Table of Contents

Handbook of the International Political Economy of Trade

Handbook of the International Political Economy of Trade

Handbooks of Research on International Political Economy series

Edited by David Deese

David A. Deese brings together leading researchers and writers from different countries and disciplines in a coherent framework to highlight the most important and promising research and policy questions regarding international trade. The content includes fundamental theory about trade as international communication and its effects on growth and inequality; the domestic politics of trade and trends in government trade policies; the implications of bilateral and regional trade (and investment) agreements; key issues of how trade is governed globally; and how trade continues to define and advance globalization from immigration to the internet.

Chapter 15: Trade policy review and dispute settlement at the WTO

Marc D. Froese

Subjects: economics and finance, political economy, politics and public policy, international politics, political economy


The Trade Policy Review Mechanism (TPRM) was established at the GATT in 1989, and was one of the first substantive institution-building outcomes of the Uruguay Round of multilateral trade negotiations (Ostry 1997: 201). It is also one of the most significant examples of a workable transparency-enhancing mechanism in the realm of international economic law (Marceau and Hurley 2012). The Trade Policy Review Body offers multilateral oversight and Secretariat research and support that constitute trade policy review (TPR) at the WTO (Barton et al. 2006: 18–19). By the end of 2011, the TPRM had undertaken 256 individual reviews of members’ trade policies, and had developed a process by which the world’s largest traders receive the most scrutiny, with the four largest traders (the US, the EU, Japan, China) being reviewed every two years, the following 16 largest economies reviewed every four years and the remainder 137 undergoing review every six years. In the years immediately following implementation, a number of scholars examined the implications of the new mechanism for policy transparency among members of the GATT, and later the WTO (Qureshi 1990; Curzon Price 1991). Given the fact that much of this interest in the TPRM occurred before the WTO’s Dispute Settlement Mechanism (DSM) was created, very little attention has been devoted to the study of policy review as its functions relate to the DSM (Chaisse and Chakraborty 2007).
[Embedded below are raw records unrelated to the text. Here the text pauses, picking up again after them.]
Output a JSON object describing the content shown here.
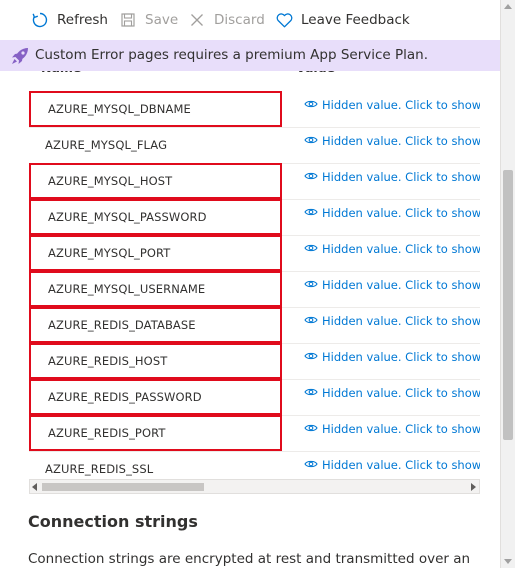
{
  "toolbar": {
    "refresh_label": "Refresh",
    "save_label": "Save",
    "discard_label": "Discard",
    "feedback_label": "Leave Feedback",
    "accent_color": "#0078d4",
    "disabled_color": "#a19f9d"
  },
  "banner": {
    "text": "Custom Error pages requires a premium App Service Plan.",
    "icon": "rocket-icon",
    "background": "#e8defa"
  },
  "table": {
    "columns": [
      "Name",
      "Value"
    ],
    "rows": [
      {
        "name": "AZURE_MYSQL_DBNAME",
        "value": "Hidden value. Click to show value",
        "highlighted": true
      },
      {
        "name": "AZURE_MYSQL_FLAG",
        "value": "Hidden value. Click to show value",
        "highlighted": false
      },
      {
        "name": "AZURE_MYSQL_HOST",
        "value": "Hidden value. Click to show value",
        "highlighted": true
      },
      {
        "name": "AZURE_MYSQL_PASSWORD",
        "value": "Hidden value. Click to show value",
        "highlighted": true
      },
      {
        "name": "AZURE_MYSQL_PORT",
        "value": "Hidden value. Click to show value",
        "highlighted": true
      },
      {
        "name": "AZURE_MYSQL_USERNAME",
        "value": "Hidden value. Click to show value",
        "highlighted": true
      },
      {
        "name": "AZURE_REDIS_DATABASE",
        "value": "Hidden value. Click to show value",
        "highlighted": true
      },
      {
        "name": "AZURE_REDIS_HOST",
        "value": "Hidden value. Click to show value",
        "highlighted": true
      },
      {
        "name": "AZURE_REDIS_PASSWORD",
        "value": "Hidden value. Click to show value",
        "highlighted": true
      },
      {
        "name": "AZURE_REDIS_PORT",
        "value": "Hidden value. Click to show value",
        "highlighted": true
      },
      {
        "name": "AZURE_REDIS_SSL",
        "value": "Hidden value. Click to show value",
        "highlighted": false
      }
    ],
    "highlight_color": "#e00b1c",
    "value_icon": "eye-icon"
  },
  "connection_strings": {
    "title": "Connection strings",
    "description": "Connection strings are encrypted at rest and transmitted over an"
  }
}
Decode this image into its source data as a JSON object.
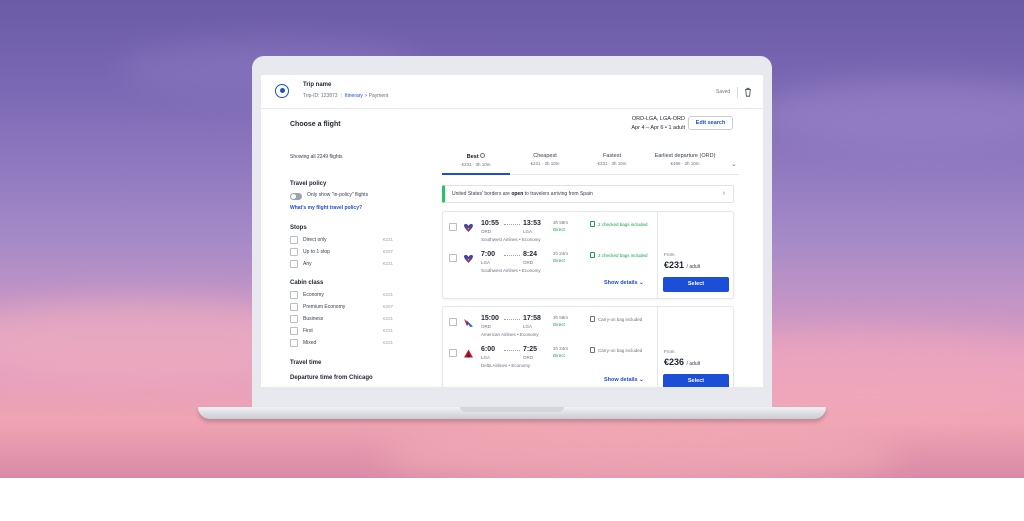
{
  "header": {
    "trip_name": "Trip name",
    "trip_id": "Trip-ID: 123873",
    "breadcrumb_itinerary": "Itinerary",
    "breadcrumb_sep": ">",
    "breadcrumb_payment": "Payment",
    "saved": "Saved"
  },
  "search": {
    "title": "Choose a flight",
    "route": "ORD-LGA, LGA-ORD",
    "dates": "Apr 4 – Apr 6 • 1 adult",
    "edit_label": "Edit search",
    "showing": "Showing all 2249 flights"
  },
  "tabs": [
    {
      "label": "Best",
      "sub": "€231 · 3h 10m"
    },
    {
      "label": "Cheapest",
      "sub": "€231 · 3h 10m"
    },
    {
      "label": "Fastest",
      "sub": "€231 · 3h 10m"
    },
    {
      "label": "Earliest departure (ORD)",
      "sub": "€496 · 3h 10m"
    }
  ],
  "notice": {
    "prefix": "United States' borders are ",
    "bold": "open",
    "suffix": " to travelers arriving from Spain"
  },
  "sidebar": {
    "policy_title": "Travel policy",
    "policy_toggle": "Only show \"in-policy\" flights",
    "policy_link": "What's my flight travel policy?",
    "stops_title": "Stops",
    "stops": [
      {
        "label": "Direct only",
        "price": "€231"
      },
      {
        "label": "Up to 1 stop",
        "price": "€207"
      },
      {
        "label": "Any",
        "price": "€231"
      }
    ],
    "cabin_title": "Cabin class",
    "cabin": [
      {
        "label": "Economy",
        "price": "€231"
      },
      {
        "label": "Premium Economy",
        "price": "€207"
      },
      {
        "label": "Business",
        "price": "€231"
      },
      {
        "label": "First",
        "price": "€231"
      },
      {
        "label": "Mixed",
        "price": "€231"
      }
    ],
    "travel_time_title": "Travel time",
    "departure_title": "Departure time from Chicago"
  },
  "results": [
    {
      "legs": [
        {
          "dep": "10:55",
          "dep_ap": "ORD",
          "arr": "13:53",
          "arr_ap": "LGA",
          "dur": "3h 58m",
          "stops": "Direct",
          "bag": "2 checked bags included",
          "carrier": "Southwest Airlines • Economy"
        },
        {
          "dep": "7:00",
          "dep_ap": "LGA",
          "arr": "8:24",
          "arr_ap": "ORD",
          "dur": "2h 24m",
          "stops": "Direct",
          "bag": "2 checked bags included",
          "carrier": "Southwest Airlines • Economy"
        }
      ],
      "from": "From",
      "price": "€231",
      "per": "/ adult",
      "details": "Show details",
      "select": "Select"
    },
    {
      "legs": [
        {
          "dep": "15:00",
          "dep_ap": "ORD",
          "arr": "17:58",
          "arr_ap": "LGA",
          "dur": "3h 58m",
          "stops": "Direct",
          "bag": "Carry-on bag included",
          "carrier": "American Airlines • Economy"
        },
        {
          "dep": "6:00",
          "dep_ap": "LGA",
          "arr": "7:25",
          "arr_ap": "ORD",
          "dur": "2h 24m",
          "stops": "Direct",
          "bag": "Carry-on bag included",
          "carrier": "Delta Airlines • Economy"
        }
      ],
      "from": "From",
      "price": "€236",
      "per": "/ adult",
      "details": "Show details",
      "select": "Select"
    }
  ],
  "colors": {
    "accent": "#1d4ed8",
    "positive": "#16a34a",
    "southwest_blue": "#304cb2",
    "southwest_red": "#e31837",
    "southwest_yellow": "#f9b612",
    "american_red": "#c8102e",
    "american_blue": "#0078d2",
    "delta_red": "#c01933"
  },
  "icons": [
    "compass-logo-icon",
    "trash-icon",
    "info-icon",
    "chevron-down-icon",
    "chevron-right-icon",
    "bag-icon",
    "southwest-logo-icon",
    "american-logo-icon",
    "delta-logo-icon"
  ]
}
You are not authenticated to view the full text of this chapter or article.

Elgaronline requires a subscription or purchase to access the full text of books or journals. Please login through your library system or with your personal username and password on the homepage.

Non-subscribers can freely search the site, view abstracts/ extracts and download selected front matter and introductory chapters for personal use.

Your library may not have purchased all subject areas. If you are authenticated and think you should have access to this title, please contact your librarian.

Further information